Social theory about the postmodern tends to remove the everyday realities of work and leisure into esoteric debate and obscure terminology. It is destructive - critical of everything, so there is no urgency to be critical anymore. Whatever their theoretical position, whether acknowledging a distinctive break with past existence or not, all recognise significant recent change and attempt to understand it. Leisure also conforms to these cumulative changes, as Rojek seeks to demonstrate. Increasingly commodified, individualised, diverse and flexible, it is represented by the television and video, Sega and Nintendo games, the personal stereo, virtual reality games, and the interactive C.D. player. It is much more about high technology and individualism than collective participation and communal enjoyment. Participants are restless sensation seekers and demand direct involvement and high quality, and only those leisure forms which can respond succeed in such a context.

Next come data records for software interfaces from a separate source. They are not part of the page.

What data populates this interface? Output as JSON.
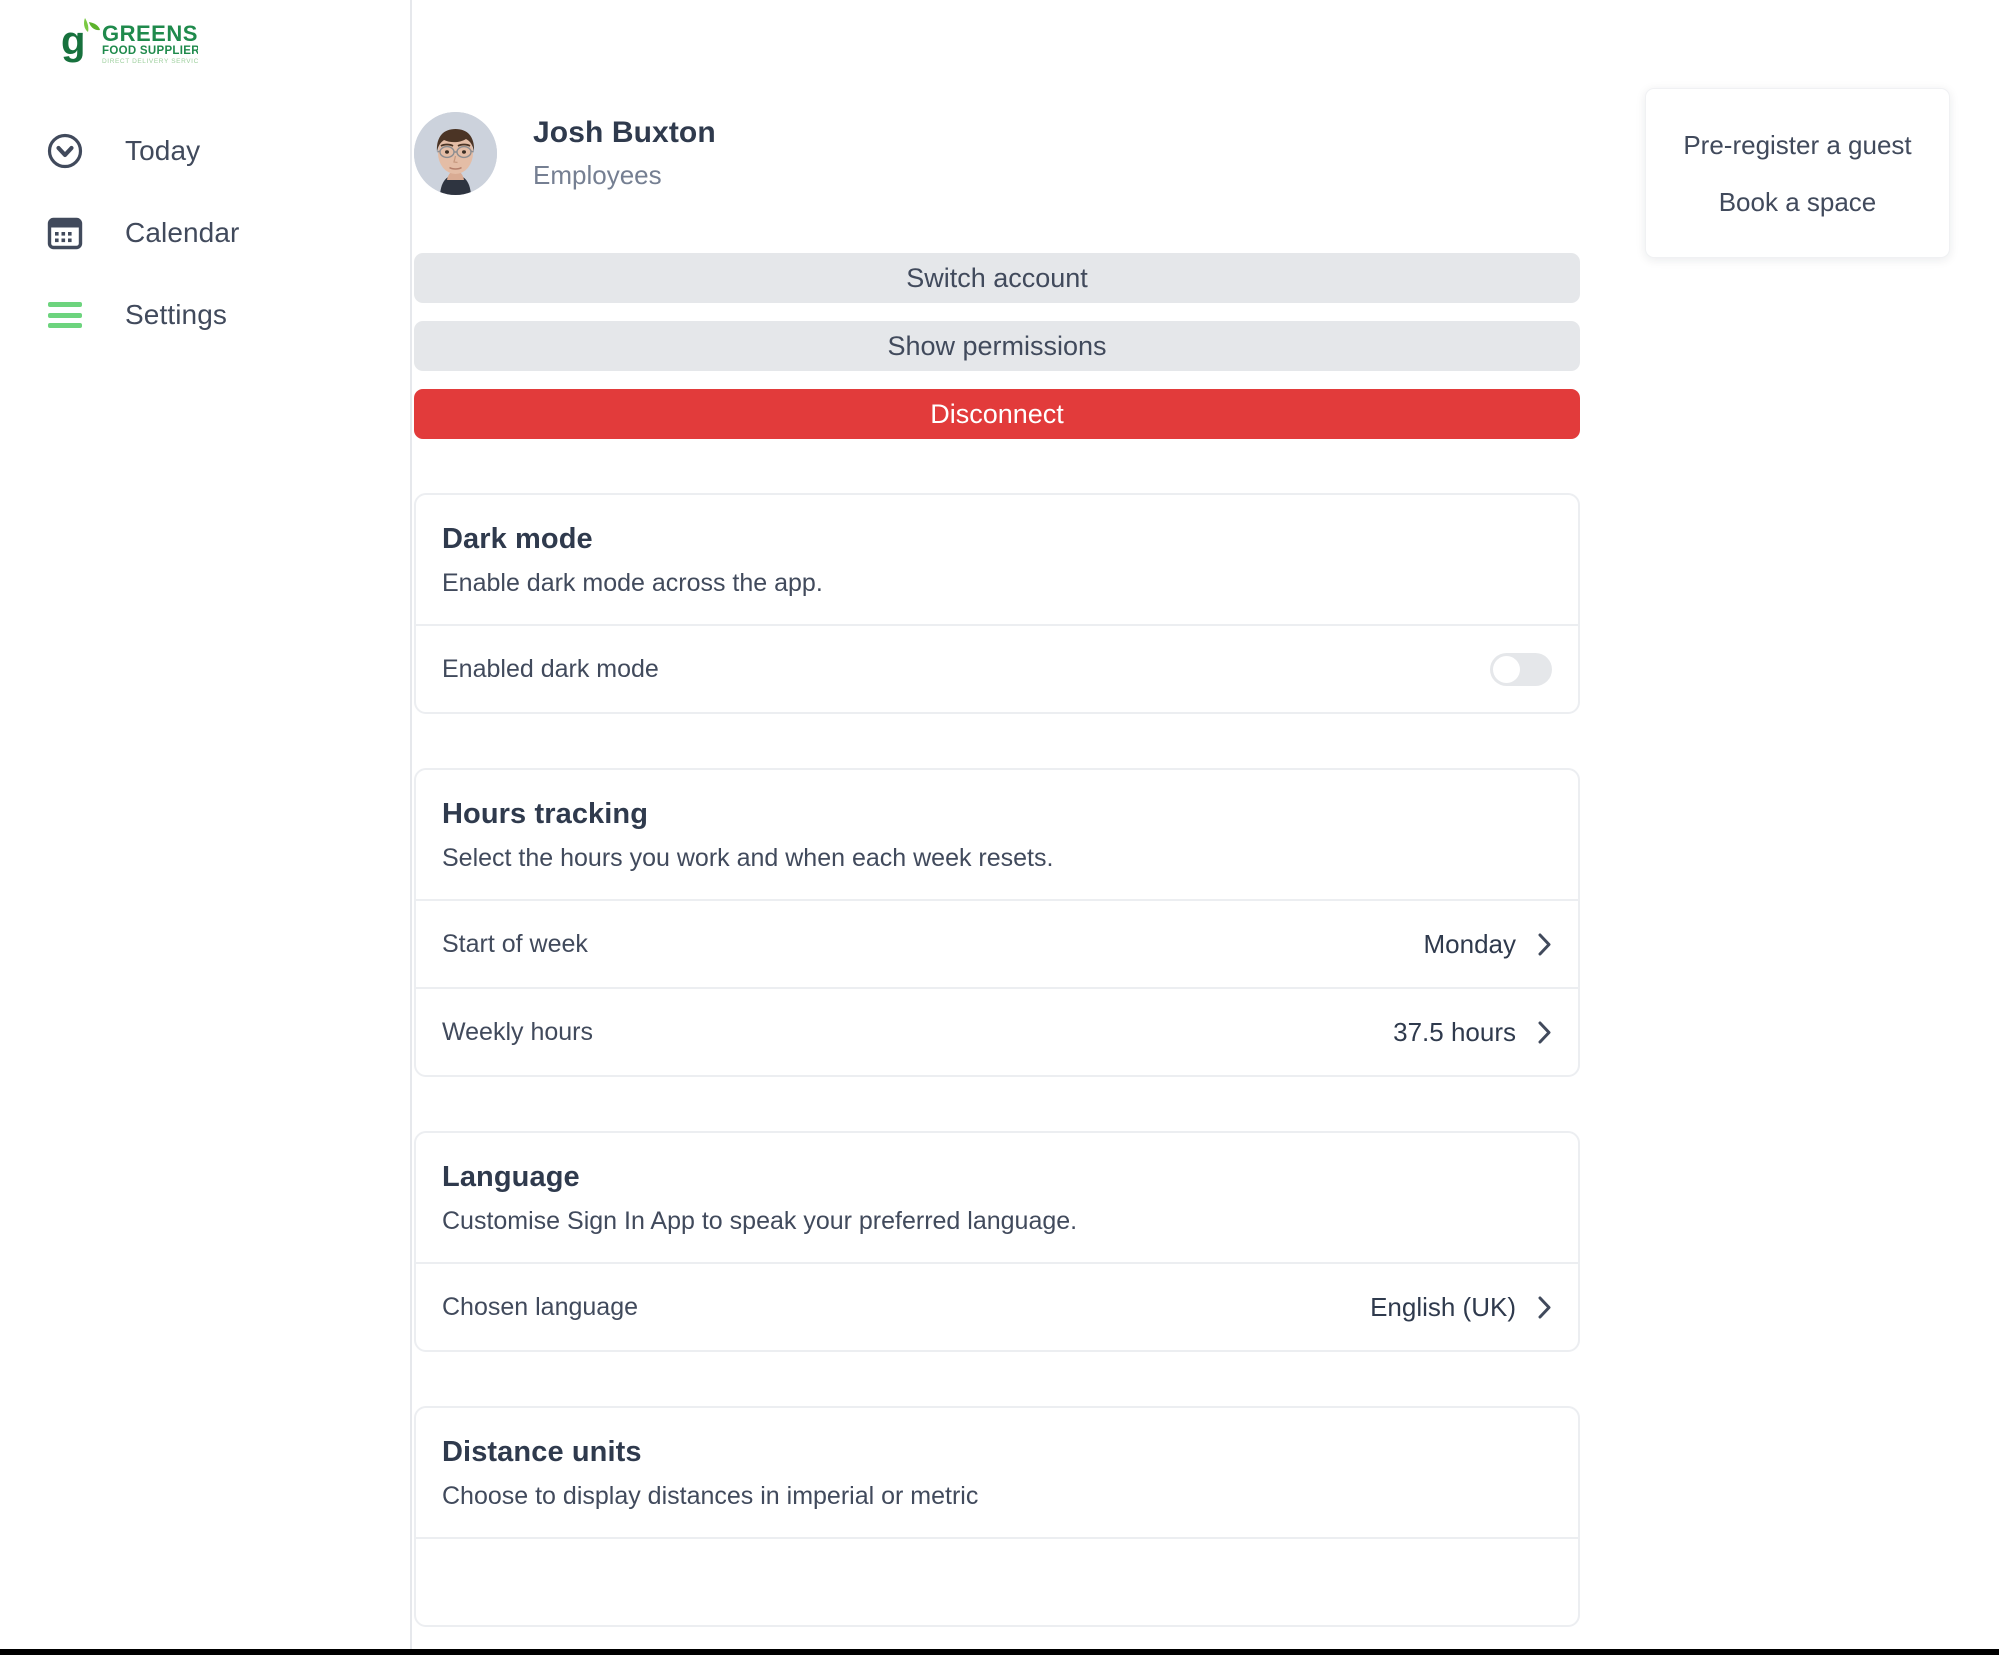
{
  "brand": {
    "name": "GREENS",
    "line2": "FOOD SUPPLIERS",
    "line3": "DIRECT DELIVERY SERVICE",
    "color": "#1f8a4c"
  },
  "sidebar": {
    "items": [
      {
        "label": "Today",
        "icon": "chevron-down-circle-icon"
      },
      {
        "label": "Calendar",
        "icon": "calendar-icon"
      },
      {
        "label": "Settings",
        "icon": "hamburger-menu-icon"
      }
    ]
  },
  "profile": {
    "name": "Josh Buxton",
    "group": "Employees"
  },
  "actions": {
    "switch_account": "Switch account",
    "show_permissions": "Show permissions",
    "disconnect": "Disconnect",
    "danger_color": "#e23b3b"
  },
  "cards": [
    {
      "title": "Dark mode",
      "description": "Enable dark mode across the app.",
      "rows": [
        {
          "label": "Enabled dark mode",
          "type": "toggle",
          "value": "off"
        }
      ]
    },
    {
      "title": "Hours tracking",
      "description": "Select the hours you work and when each week resets.",
      "rows": [
        {
          "label": "Start of week",
          "type": "link",
          "value": "Monday"
        },
        {
          "label": "Weekly hours",
          "type": "link",
          "value": "37.5 hours"
        }
      ]
    },
    {
      "title": "Language",
      "description": "Customise Sign In App to speak your preferred language.",
      "rows": [
        {
          "label": "Chosen language",
          "type": "link",
          "value": "English (UK)"
        }
      ]
    },
    {
      "title": "Distance units",
      "description": "Choose to display distances in imperial or metric",
      "rows": []
    }
  ],
  "right_panel": {
    "items": [
      {
        "label": "Pre-register a guest"
      },
      {
        "label": "Book a space"
      }
    ]
  }
}
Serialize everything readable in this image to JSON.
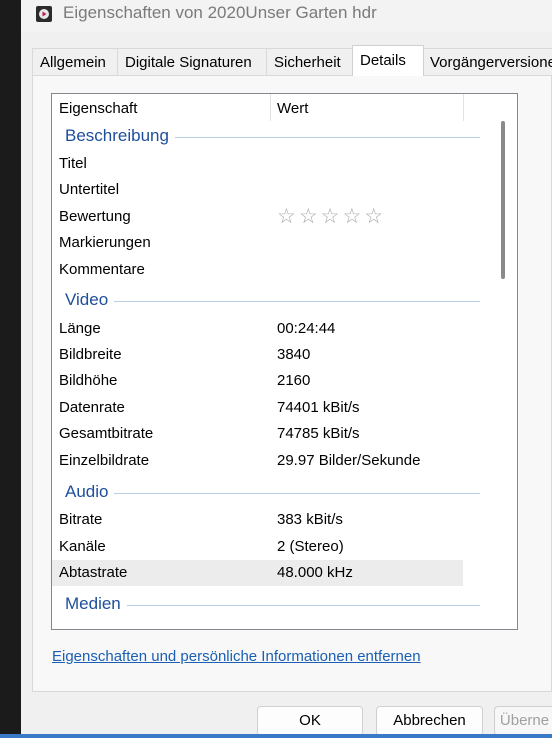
{
  "window": {
    "title": "Eigenschaften von 2020Unser Garten hdr"
  },
  "tabs": [
    {
      "label": "Allgemein",
      "active": false
    },
    {
      "label": "Digitale Signaturen",
      "active": false
    },
    {
      "label": "Sicherheit",
      "active": false
    },
    {
      "label": "Details",
      "active": true
    },
    {
      "label": "Vorgängerversione",
      "active": false
    }
  ],
  "list": {
    "header": {
      "property": "Eigenschaft",
      "value": "Wert"
    },
    "groups": {
      "beschreibung": {
        "title": "Beschreibung",
        "rows": [
          {
            "property": "Titel",
            "value": ""
          },
          {
            "property": "Untertitel",
            "value": ""
          },
          {
            "property": "Bewertung",
            "value": "",
            "stars": "☆☆☆☆☆",
            "rating": 0
          },
          {
            "property": "Markierungen",
            "value": ""
          },
          {
            "property": "Kommentare",
            "value": ""
          }
        ]
      },
      "video": {
        "title": "Video",
        "rows": [
          {
            "property": "Länge",
            "value": "00:24:44"
          },
          {
            "property": "Bildbreite",
            "value": "3840"
          },
          {
            "property": "Bildhöhe",
            "value": "2160"
          },
          {
            "property": "Datenrate",
            "value": "74401 kBit/s"
          },
          {
            "property": "Gesamtbitrate",
            "value": "74785 kBit/s"
          },
          {
            "property": "Einzelbildrate",
            "value": "29.97 Bilder/Sekunde"
          }
        ]
      },
      "audio": {
        "title": "Audio",
        "rows": [
          {
            "property": "Bitrate",
            "value": "383 kBit/s"
          },
          {
            "property": "Kanäle",
            "value": "2 (Stereo)"
          },
          {
            "property": "Abtastrate",
            "value": "48.000 kHz",
            "selected": true
          }
        ]
      },
      "medien": {
        "title": "Medien"
      }
    }
  },
  "remove_link": "Eigenschaften und persönliche Informationen entfernen",
  "buttons": {
    "ok": "OK",
    "cancel": "Abbrechen",
    "apply": "Überne"
  },
  "colors": {
    "group_title": "#1e4e9c",
    "link": "#1a5fb4",
    "selection": "#ececec"
  }
}
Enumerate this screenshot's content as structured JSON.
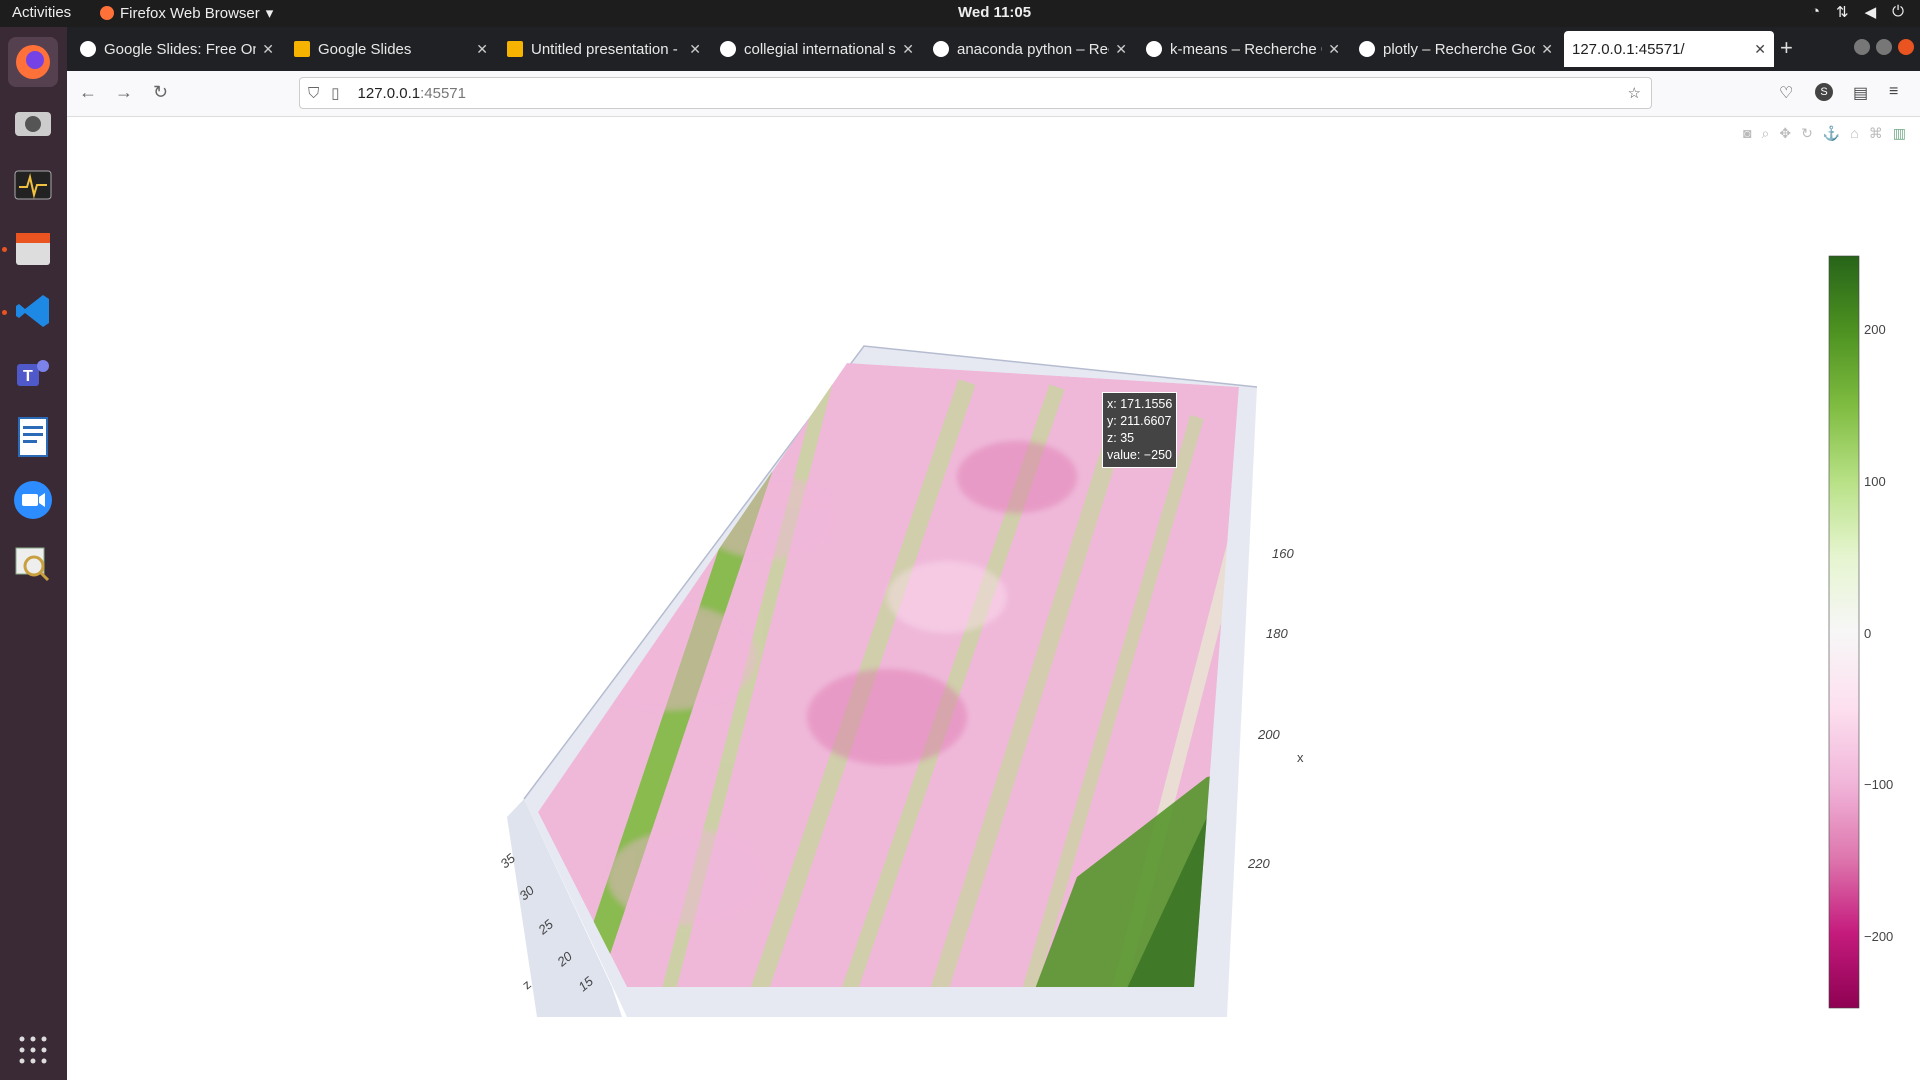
{
  "topbar": {
    "activities": "Activities",
    "app_name": "Firefox Web Browser",
    "clock": "Wed 11:05"
  },
  "dock": {
    "items": [
      "firefox-icon",
      "camera-icon",
      "system-monitor-icon",
      "file-manager-icon",
      "vscode-icon",
      "teams-icon",
      "libreoffice-writer-icon",
      "zoom-icon",
      "image-viewer-icon"
    ],
    "show_apps": "show-apps-icon"
  },
  "tabs": [
    {
      "title": "Google Slides: Free Onl",
      "color": "#ffffff"
    },
    {
      "title": "Google Slides",
      "color": "#f6b400"
    },
    {
      "title": "Untitled presentation - ",
      "color": "#f6b400"
    },
    {
      "title": "collegial international s",
      "color": "#ffffff"
    },
    {
      "title": "anaconda python – Rec",
      "color": "#ffffff"
    },
    {
      "title": "k-means – Recherche G",
      "color": "#ffffff"
    },
    {
      "title": "plotly – Recherche Goo",
      "color": "#ffffff"
    },
    {
      "title": "127.0.0.1:45571/",
      "color": "#ffffff"
    }
  ],
  "url": {
    "host": "127.0.0.1",
    "port": ":45571"
  },
  "plot": {
    "x_ticks": [
      "160",
      "180",
      "200",
      "220"
    ],
    "x_label": "x",
    "z_ticks": [
      "35",
      "30",
      "25",
      "20",
      "15"
    ],
    "z_label": "z",
    "colorbar_ticks": [
      "200",
      "100",
      "0",
      "−100",
      "−200"
    ],
    "colorscale": [
      "#8e0152",
      "#c51b7d",
      "#de77ae",
      "#f1b6da",
      "#fde0ef",
      "#f7f7f7",
      "#e6f5d0",
      "#b8e186",
      "#7fbc41",
      "#4d9221",
      "#276419"
    ],
    "tooltip": {
      "x": "x: 171.1556",
      "y": "y: 211.6607",
      "z": "z: 35",
      "value": "value: −250"
    }
  }
}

The accumulation of change in economy, society, politics, and culture has led some then to designate a qualitatively new era of postmodernity. Part of the debate has also involved a questioning of the nature of social theory itself. Postmodernists argue that the "crisis of modernity" is not merely a matter of economic, political, social and cultural dynamics but is an intellectual crisis in understanding the social world. Intellectuals are no longer authoritative legislators but interpreters. The Enlightenment `project' and its key ideas on the nature of scientific objectivity, progress and emancipation are being questioned, as just one language game. "Open questioning" and deconstruction of knowledge are central to Lyotard's thesis, as is the rejection of the notion of objectivity in the form of grand theories or meta-narratives which he associates with "myriad stories and fables" (Lyotard, The Postmodern Condition, Manchester University Press, 1984).
Whether the more extreme claims of postmodernism are accepted or not, these approaches to social theory highlight significant recent economic, social and political changes and attempt, paradoxically given the scepticism about meta-narratives, to make sense of them comprehensively. The focus on individual consumption and its emphasis on current life-styles and cultural forms ensures its importance in attempting to understand sociality in the l990s. For the postmodernists, the world is no longer a fixed entity, characterised by freedom or control but is fragmented, dedifferentiated and de-centred.
Social theories need to be reflexive and explore both new times of consumer culture and old enemies of inequality. Many sociologists would feel that the above books overstate the changes taking place. For example, the case against sociologists as legislators has been too sharply drawn in that sociology has always been both involved with and detached from the status quo. Others may feel that these books paradoxically are insufficiently self-reflexive, that more work needs to be done to save the sociology of the postmodern from postmodern sociology. Bauman, Featherstone, Giddens and Rojek hardly need this reviewer to plead in their defence. After all they are the four names on the Trivial Pursuit card and heading for Ignatieff's sofa.